■ What the task requires: Leave the pictures aside and give back every entry below word for word.

■ Data for this task:

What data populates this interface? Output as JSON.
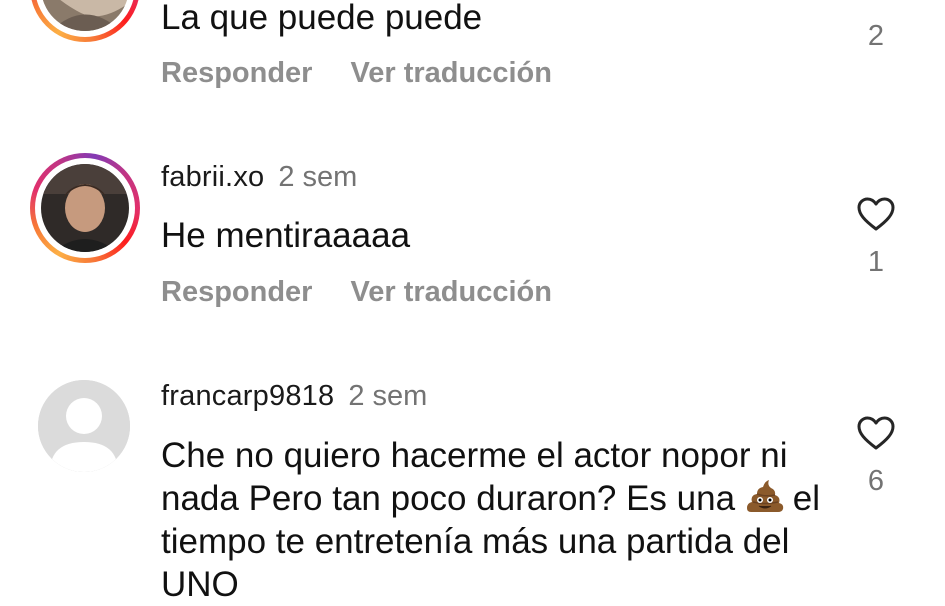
{
  "comments": [
    {
      "username": "",
      "time": "",
      "text": "La que puede puede",
      "likes": "2",
      "reply_label": "Responder",
      "translate_label": "Ver traducción",
      "avatar_icon": "user-photo-avatar",
      "has_story_ring": true
    },
    {
      "username": "fabrii.xo",
      "time": "2 sem",
      "text": "He mentiraaaaa",
      "likes": "1",
      "reply_label": "Responder",
      "translate_label": "Ver traducción",
      "avatar_icon": "user-photo-avatar",
      "has_story_ring": true
    },
    {
      "username": "francarp9818",
      "time": "2 sem",
      "text_before_emoji": "Che no quiero hacerme el actor nopor ni nada Pero tan poco duraron? Es una",
      "emoji": "poop-emoji",
      "text_after_emoji": "el tiempo te entretenía más una partida del UNO",
      "likes": "6",
      "avatar_icon": "default-avatar-icon",
      "has_story_ring": false
    }
  ],
  "icons": {
    "like": "heart-outline-icon",
    "collapse": "chevron-down-icon"
  },
  "colors": {
    "story_ring_start": "#fcaf45",
    "story_ring_end": "#833ab4",
    "secondary_text": "#737373",
    "action_text": "#8e8e8e"
  }
}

■ Answer section:
What data populates this interface? Output as JSON.
{
  "comments": [
    {
      "username": "",
      "time": "",
      "text": "La que puede puede",
      "likes": "2",
      "reply_label": "Responder",
      "translate_label": "Ver traducción",
      "avatar_icon": "user-photo-avatar",
      "has_story_ring": true
    },
    {
      "username": "fabrii.xo",
      "time": "2 sem",
      "text": "He mentiraaaaa",
      "likes": "1",
      "reply_label": "Responder",
      "translate_label": "Ver traducción",
      "avatar_icon": "user-photo-avatar",
      "has_story_ring": true
    },
    {
      "username": "francarp9818",
      "time": "2 sem",
      "text_before_emoji": "Che no quiero hacerme el actor nopor ni nada Pero tan poco duraron? Es una",
      "emoji": "poop-emoji",
      "text_after_emoji": "el tiempo te entretenía más una partida del UNO",
      "likes": "6",
      "avatar_icon": "default-avatar-icon",
      "has_story_ring": false
    }
  ],
  "icons": {
    "like": "heart-outline-icon",
    "collapse": "chevron-down-icon"
  },
  "colors": {
    "story_ring_start": "#fcaf45",
    "story_ring_end": "#833ab4",
    "secondary_text": "#737373",
    "action_text": "#8e8e8e"
  }
}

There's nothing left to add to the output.